There is also hope that the increased use of electronic health records, computerized physician order entry, decision-support systems, and the like will help improve patient safety, making it easier for emergency care providers to determine correct diagnoses and provide proper treatment to their patients Cosby, Indeed, all of these technologies have been shown to be effective in reducing errors in small evaluations involving patients of all ages Hunt et al.Jan 13, · Emergency department wait times continue to increase; On average, patients admitted to the hospital waited about six hours in ; Doctor says overcrowding is also a .
Emergency Room Overcrowding and Wait Times: The Direct Impact on Patient Care Joann Hobbs Spalding University Abstract Background. This study was done to determine if prolonged wait times in the emergency department (ED) effect overall care and treatment of patients.
Emergency departments (ED) worldwide have experienced dramatic increases in crowding over the past 20 years that now have reached critical levels.
One consequence of ED crowding has been the routine use of ED hallways for patient care. This includes ED patients who are awaiting care but are considered unstable to remain in the waiting room, patients who are undergoing active medical and trauma.
Enduring Really Long Waits at the Emergency Room. Overcrowding persists. In May , the Centers for Disease Control and Prevention reported average emergency department wait times (about From long wait times to sky-high medical costs, overcrowding in the ER puts undue pressure on patients, providers and administrators when efficient, high-quality care matters most.
The online MHA degree program [email protected] created this infographic to show the impact of overcrowding on U.S. emergency rooms.

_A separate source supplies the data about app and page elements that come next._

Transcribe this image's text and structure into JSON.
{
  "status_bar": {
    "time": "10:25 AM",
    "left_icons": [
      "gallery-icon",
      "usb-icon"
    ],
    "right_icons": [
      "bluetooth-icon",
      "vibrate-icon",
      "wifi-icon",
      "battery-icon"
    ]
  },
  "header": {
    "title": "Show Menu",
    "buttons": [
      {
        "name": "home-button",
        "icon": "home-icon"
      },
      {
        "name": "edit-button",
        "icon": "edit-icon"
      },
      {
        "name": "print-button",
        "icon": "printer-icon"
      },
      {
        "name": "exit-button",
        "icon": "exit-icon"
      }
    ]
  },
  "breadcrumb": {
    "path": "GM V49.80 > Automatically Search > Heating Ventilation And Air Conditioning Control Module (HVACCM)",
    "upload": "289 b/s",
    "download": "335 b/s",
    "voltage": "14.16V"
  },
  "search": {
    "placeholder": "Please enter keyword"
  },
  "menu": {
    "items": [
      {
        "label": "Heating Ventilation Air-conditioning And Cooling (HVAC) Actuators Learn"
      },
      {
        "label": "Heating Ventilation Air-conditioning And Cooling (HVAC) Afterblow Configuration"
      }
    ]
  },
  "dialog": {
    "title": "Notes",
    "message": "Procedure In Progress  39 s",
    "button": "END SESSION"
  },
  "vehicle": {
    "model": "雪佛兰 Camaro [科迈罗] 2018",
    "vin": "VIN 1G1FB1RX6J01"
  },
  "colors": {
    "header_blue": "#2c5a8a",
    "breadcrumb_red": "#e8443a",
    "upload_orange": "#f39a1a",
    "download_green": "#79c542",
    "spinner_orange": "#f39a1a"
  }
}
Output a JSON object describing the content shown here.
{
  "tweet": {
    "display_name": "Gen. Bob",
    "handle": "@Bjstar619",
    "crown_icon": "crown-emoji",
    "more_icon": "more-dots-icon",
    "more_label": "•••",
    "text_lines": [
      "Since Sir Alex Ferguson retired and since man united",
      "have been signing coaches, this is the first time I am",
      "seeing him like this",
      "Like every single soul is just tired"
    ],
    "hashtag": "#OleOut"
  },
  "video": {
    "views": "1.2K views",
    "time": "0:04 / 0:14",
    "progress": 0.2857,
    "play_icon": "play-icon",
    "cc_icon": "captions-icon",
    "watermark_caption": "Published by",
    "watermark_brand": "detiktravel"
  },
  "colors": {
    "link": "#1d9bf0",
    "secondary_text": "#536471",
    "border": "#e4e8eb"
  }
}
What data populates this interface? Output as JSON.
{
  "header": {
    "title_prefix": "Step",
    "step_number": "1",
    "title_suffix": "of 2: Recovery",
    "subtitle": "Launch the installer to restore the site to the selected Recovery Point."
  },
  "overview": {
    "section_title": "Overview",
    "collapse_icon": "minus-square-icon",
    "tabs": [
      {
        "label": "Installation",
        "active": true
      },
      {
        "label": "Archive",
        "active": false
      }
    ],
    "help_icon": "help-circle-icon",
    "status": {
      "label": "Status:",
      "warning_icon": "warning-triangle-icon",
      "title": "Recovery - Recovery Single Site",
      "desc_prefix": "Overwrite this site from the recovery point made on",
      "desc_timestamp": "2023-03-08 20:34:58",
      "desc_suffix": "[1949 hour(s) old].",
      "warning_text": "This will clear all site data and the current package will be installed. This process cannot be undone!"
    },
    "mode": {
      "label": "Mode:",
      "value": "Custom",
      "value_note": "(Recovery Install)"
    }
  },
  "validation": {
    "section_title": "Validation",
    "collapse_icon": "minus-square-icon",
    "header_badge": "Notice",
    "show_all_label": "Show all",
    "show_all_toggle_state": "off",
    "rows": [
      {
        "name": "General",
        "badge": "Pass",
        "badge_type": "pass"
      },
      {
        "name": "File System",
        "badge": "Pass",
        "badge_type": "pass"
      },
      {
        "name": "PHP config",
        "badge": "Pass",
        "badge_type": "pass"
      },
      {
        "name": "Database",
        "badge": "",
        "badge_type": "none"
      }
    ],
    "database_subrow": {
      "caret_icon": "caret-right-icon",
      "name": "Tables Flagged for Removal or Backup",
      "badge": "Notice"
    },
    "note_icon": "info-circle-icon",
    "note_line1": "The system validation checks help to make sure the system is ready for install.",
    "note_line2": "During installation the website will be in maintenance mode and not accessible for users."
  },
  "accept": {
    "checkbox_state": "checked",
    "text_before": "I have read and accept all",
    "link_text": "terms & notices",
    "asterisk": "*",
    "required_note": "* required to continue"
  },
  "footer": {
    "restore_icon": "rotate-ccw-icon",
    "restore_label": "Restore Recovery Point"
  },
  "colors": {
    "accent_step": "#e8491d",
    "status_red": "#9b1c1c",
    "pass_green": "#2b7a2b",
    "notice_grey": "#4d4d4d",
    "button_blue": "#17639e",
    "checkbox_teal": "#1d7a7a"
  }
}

EXECUTIVE SUMMARY. Overcrowding in the emergency department (ED) has been associated with increased inpatient mortality, increased length of stay (LOS), and increased costs for admitted patients.